This weeks puzzle to be solved: How big can our hosted virtual machines get without blocking too many resources and what can we do in case they still need to grow?

Historically VMs where created to consolidate all these tiny little server loads lurking in our data centers. each one on its own hardware that was essentially never utilized at all. Today these VMs get bigger and bigger every year as hypervisors can allocate more and more resources to each virtual machine. But there is a limit after all.

The Host server can only handly so much load. At a certain point of growth it simply doesn’t make sense to host a super large VM, since there will be only enough resources for 2 or three of them. We could now revert to a physical installation, but this would also rob us of some ofthe benefits we had with the virtual machines. Like: moving the server from host to host for maintenance, business continuity in case a host server fails, easy backups through storage snapshots of the image file, etc.

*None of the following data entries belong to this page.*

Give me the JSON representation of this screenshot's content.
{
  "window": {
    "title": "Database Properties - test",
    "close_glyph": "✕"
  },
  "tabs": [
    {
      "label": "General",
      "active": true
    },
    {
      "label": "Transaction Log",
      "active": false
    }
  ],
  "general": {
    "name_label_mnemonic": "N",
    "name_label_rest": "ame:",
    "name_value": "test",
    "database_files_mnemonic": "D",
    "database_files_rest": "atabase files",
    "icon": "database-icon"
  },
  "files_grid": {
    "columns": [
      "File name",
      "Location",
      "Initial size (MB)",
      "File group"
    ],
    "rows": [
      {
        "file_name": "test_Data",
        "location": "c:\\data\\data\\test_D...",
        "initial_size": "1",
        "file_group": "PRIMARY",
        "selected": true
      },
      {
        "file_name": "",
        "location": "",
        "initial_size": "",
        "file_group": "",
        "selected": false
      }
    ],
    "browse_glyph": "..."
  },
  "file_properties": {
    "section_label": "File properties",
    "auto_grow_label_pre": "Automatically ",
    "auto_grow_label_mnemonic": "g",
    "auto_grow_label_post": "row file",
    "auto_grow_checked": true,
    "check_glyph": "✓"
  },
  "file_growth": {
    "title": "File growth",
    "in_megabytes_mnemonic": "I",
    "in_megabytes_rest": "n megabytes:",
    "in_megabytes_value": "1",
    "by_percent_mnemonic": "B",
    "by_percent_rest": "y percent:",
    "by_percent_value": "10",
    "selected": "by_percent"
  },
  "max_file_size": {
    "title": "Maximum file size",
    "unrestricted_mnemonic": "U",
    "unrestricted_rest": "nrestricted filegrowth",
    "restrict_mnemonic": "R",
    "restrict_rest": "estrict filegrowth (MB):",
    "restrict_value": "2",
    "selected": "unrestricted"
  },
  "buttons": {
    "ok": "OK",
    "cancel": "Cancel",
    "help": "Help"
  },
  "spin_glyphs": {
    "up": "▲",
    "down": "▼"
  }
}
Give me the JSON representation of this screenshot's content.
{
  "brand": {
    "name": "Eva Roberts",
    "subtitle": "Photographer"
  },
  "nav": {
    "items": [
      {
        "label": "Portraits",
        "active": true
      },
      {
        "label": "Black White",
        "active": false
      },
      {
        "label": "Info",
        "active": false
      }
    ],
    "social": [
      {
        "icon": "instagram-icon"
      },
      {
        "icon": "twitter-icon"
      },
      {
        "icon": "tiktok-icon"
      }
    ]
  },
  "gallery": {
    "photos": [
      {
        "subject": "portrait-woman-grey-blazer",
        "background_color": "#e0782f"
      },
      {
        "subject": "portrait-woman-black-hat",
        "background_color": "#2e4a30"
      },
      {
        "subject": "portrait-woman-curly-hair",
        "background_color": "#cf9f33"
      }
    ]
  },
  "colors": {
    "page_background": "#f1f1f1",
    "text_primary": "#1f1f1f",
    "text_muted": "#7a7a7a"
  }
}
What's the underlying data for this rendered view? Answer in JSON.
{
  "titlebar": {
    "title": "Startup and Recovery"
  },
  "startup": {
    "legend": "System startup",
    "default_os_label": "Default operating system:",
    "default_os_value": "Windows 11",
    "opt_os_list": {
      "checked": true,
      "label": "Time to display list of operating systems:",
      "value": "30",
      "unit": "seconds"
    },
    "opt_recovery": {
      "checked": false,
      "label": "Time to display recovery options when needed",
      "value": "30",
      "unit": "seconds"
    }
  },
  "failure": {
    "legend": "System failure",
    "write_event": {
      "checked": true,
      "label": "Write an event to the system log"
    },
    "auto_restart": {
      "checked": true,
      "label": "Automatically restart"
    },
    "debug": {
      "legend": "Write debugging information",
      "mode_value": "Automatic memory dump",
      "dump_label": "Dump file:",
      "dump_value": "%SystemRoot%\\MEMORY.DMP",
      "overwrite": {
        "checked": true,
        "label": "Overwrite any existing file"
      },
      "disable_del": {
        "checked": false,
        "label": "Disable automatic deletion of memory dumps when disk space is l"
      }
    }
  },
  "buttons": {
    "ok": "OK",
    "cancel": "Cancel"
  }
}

And after all… we would still have the same SLA with out clients, so we all would likely have to install a physical failover cluster to keep up out agreements. No, I don’t want to go there anymore!

Why don’t we just boot the hardware directly from the virtual disk? Windows 7 and Server 2008 have this feature build in, for most of the other OS’ there are tools that help you.

Only one catch: Native support in Windows seems only to support the VHD format while VMWare provides me with a VMDK. There are some tools that enable you to boot any kind of image, but I really need to figure out how to do this in an highly automated production environment.

Clouding Your Calculations

In today’s virtual service environment, customers and providers are facing a huge dilemma: lack of comparison

During the old days you had a box with one or more processors of a certain performance type and clock speed. Comparing two different boxes was pretty easy through CPU benchmarks and memory configuration. Then came the new multi core processors and comparing two CPUs, even of the same type, got difficult. So Intel and AMD provided us with Names and ID Numbers to estimate the relative performance… within their own brands.

Virtualization takes the already hard to compare performance a few steps further. We are no longer talking about processor cores, but about constructs like a “quarter of a vCPU per minute”. Try to compare this performance to anything you’ve managed in the past. You simply can’t!

Amazon introduced us to the impossible to grasp ECU (EC2 Compute Unit), IBM is selling the VCU (Virtual Compute Unit) to it’s outsourcing customers and most of the other cloud and outsourcing service providers struggle by creating their own or jumping onto already defined Measurements. Currently none of these are intended to be comparable.

But they all use some kind of Benchmark to create their “Compute Units”. And here comes the next obstacle: There are hundreds of benchmarks and none of them are actually comparable.

The wildest thing of creating a server processing benchmark was modifying the Amazon ECU to be based on PassMark

“Daniel Berninger of goCipher Software proposed broad adoption of the ECU and a mapping of 1 ECU to a 400 PassMark score.”

Sounds good, until you notice PassMark is a CPU only benchmark and their database consists mainly of Home PC processors. One problem with this is that AMD processors usually do pretty well on these lists, but are much slower in an actual data center operation setup. Another difference is, that the CPU by itself does not say anything about server performance.

I know the VCU, IBM is selling is based on RPE2, which is an aggregation of most of the relevant server system benchmarks. Some customers are directly asking for a RPE2 or tpm-C equivalent for service offering. Then you also have your crazy SAP guys, that only talk in SAPS.

And now I’m facing one simple question: “How can you make all of these comparable?”

That’s pretty much, where my headache started yesterday. How can you compare the intentionally uncomparable units?

I know how to get from RPE2 to tpm-C to SAPs and back, but where can I cut into the ECU oder UCU (Universal Compute Unit) or Whateveryousell-Unit. Three factor equasions with two unknowns are really hard to tackle, if you need a simple number in the end.

And never was that good at math.